Most patients suffer for several years from this chronic disease, with only a few getting some relief in their forth decade. During this time, it can result in permanent scars and cause a lot of psychological distress to the patient. Though it is more prevalent in the teenage years, acne can occur at any age. Some babies are born with neonatal acne and people above the age of 30 can also suffer from adult onset acne.
Acne is a disease of the pilosebaceous apparatus with the overproduction of sebum and a blockage of the duct being the main cause of the disease. The epithelium of the ducts, under genetic influences, start producing more cells that decrease the diameter of the outflow of sebum into the skin. Coupled with this, there is an overproduction of sebum under the influence of androgens and other mediators (insulin growth-like factor, peroxisome proliferator-activated receptor agonists and melanocortins). This results in comedones and with the action of certain bacteria (P. acnes), the sebum is broken down and can spill into the dermis.
The inflammation that ensues, produces pustules, cysts and erythema. Pilosebaceous glands are present on most of the skin surface (excluding the palms and soles), and thus acne can occur wherever the glands are present. Most patients will present with acne on their face and at times on their scalp, chest, back and arms. There is usually greasiness, comedones both open (blackheads) and closed (whiteheads), milia, red papules and pustules, and sometimes nodules, cysts, scarring, keloids and post inflammatory hyperpigmentation.
The cysts are caused by follicular retention and if they open directly to the surface, pigmented keratin is seen and it is known as a blackhead. If the ostial canal is blocked, a small white papule (or whitehead) results. Acne vulgaris is the most common type of acne that occurs mainly on the face and trunk. There is usually evidence of few comedones at around 10 years of age and the disease intensifies during adolescence with maximum activity during the mid-teen years.

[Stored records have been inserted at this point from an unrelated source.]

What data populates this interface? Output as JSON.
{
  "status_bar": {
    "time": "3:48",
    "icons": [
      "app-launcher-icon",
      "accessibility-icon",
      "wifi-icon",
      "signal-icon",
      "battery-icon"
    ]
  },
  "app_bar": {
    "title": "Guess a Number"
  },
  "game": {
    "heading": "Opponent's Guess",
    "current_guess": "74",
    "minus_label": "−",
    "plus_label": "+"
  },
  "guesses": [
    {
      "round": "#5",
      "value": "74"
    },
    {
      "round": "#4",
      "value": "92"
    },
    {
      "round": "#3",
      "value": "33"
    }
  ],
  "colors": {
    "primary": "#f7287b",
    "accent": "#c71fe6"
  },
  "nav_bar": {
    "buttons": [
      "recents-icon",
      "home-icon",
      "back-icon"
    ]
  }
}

The lesions can lead to severe scars if left untreated, as it tends to subside only in one’s early 30’s.
Other types of acne are listed in Table 1.
Table 2: Proposed treatment for different severity levels of acne
The goal of a treatment strategy is to firstly get the disease under control, prevent and minimise scars and maintain the skin. Each case is different and several parameters need to be taken into consideration. The age, sex, occupation, pregnancy, habits, type of acne, cause (if identifiable), budget and availability of the medication, as well as the psychological state of the patient, needs to be considered before formulating a plan. Patients are treated with topical, oral, surgical or light therapy. It is common practice to use a combination of treatment to target more than one pathway in the pathogenesis of acne, to achieve a higher success rate. Table 2, lists the different treatments advised for different levels of severity.